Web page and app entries
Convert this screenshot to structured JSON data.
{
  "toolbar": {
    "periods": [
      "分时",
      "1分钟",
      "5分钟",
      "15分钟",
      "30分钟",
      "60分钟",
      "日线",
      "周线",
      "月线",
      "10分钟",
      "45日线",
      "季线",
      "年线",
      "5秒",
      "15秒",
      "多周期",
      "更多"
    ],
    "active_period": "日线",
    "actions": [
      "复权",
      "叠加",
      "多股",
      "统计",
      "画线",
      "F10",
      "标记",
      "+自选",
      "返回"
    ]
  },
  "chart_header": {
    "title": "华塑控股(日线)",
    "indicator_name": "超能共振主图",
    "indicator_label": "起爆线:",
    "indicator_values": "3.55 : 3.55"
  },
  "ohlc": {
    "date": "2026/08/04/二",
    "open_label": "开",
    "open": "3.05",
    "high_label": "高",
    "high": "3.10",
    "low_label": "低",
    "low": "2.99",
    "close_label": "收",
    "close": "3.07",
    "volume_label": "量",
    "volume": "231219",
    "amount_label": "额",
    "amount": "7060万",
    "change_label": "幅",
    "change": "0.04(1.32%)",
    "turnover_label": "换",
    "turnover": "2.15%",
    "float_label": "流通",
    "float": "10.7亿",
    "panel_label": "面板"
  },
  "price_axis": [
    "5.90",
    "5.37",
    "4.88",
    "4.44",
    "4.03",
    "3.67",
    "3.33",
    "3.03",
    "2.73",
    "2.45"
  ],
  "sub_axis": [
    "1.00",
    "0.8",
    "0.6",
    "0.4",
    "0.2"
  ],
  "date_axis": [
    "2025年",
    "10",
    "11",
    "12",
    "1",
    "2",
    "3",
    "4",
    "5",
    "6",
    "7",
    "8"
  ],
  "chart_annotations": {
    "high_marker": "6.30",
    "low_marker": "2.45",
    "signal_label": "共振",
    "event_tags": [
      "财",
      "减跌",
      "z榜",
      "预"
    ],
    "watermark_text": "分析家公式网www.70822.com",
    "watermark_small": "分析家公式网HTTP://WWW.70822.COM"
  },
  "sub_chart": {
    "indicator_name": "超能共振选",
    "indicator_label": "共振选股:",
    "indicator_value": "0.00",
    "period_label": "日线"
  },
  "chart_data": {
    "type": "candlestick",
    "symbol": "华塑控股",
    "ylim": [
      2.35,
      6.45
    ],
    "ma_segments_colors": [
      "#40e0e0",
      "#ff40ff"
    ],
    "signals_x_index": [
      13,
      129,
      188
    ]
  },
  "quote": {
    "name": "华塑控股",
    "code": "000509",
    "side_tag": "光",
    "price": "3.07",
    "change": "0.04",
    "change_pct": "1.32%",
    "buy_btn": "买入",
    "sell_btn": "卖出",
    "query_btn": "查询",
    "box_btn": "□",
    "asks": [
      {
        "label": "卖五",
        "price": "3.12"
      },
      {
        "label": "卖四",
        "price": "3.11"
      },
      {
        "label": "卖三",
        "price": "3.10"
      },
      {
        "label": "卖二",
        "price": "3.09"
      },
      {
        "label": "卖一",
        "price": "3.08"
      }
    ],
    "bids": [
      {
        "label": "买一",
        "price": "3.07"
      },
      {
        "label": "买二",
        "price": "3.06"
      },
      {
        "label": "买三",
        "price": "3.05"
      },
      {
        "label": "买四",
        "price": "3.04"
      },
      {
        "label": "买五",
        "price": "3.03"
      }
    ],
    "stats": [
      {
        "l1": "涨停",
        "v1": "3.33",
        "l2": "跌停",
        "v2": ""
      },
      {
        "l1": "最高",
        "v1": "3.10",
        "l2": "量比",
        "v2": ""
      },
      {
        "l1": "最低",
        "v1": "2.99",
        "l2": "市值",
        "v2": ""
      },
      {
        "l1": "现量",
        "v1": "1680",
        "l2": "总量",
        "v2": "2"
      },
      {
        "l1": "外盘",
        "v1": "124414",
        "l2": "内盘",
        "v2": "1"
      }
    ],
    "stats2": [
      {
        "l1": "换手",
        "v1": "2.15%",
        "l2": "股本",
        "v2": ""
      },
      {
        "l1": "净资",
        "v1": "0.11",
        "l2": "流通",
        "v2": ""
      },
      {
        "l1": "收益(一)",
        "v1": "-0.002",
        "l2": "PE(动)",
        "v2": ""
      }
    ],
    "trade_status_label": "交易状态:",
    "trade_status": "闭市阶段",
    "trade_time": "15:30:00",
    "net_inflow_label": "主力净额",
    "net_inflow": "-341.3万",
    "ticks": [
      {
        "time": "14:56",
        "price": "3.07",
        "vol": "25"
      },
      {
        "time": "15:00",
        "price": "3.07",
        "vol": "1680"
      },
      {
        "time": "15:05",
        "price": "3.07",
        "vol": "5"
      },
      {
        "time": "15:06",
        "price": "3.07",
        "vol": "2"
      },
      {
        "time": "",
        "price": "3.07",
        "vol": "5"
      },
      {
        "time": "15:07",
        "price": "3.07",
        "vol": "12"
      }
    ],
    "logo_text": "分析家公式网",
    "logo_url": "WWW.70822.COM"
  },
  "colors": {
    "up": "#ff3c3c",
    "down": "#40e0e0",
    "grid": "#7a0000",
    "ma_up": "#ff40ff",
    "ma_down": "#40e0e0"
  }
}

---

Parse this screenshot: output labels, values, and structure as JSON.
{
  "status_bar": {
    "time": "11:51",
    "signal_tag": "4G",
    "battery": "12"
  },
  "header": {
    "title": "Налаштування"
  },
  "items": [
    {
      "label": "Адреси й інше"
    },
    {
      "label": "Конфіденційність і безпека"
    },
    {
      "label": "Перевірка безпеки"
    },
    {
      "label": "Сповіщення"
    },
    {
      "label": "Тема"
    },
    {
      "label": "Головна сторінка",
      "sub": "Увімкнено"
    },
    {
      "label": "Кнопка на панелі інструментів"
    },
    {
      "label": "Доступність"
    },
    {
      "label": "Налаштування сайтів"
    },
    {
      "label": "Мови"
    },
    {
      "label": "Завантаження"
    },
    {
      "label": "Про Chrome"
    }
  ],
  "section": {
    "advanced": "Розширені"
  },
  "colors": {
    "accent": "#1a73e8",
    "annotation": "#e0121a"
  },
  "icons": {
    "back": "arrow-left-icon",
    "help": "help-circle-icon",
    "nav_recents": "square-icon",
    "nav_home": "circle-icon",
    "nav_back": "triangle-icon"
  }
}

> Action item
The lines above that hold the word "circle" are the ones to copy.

> Written solution
    "help": "help-circle-icon",
    "nav_home": "circle-icon",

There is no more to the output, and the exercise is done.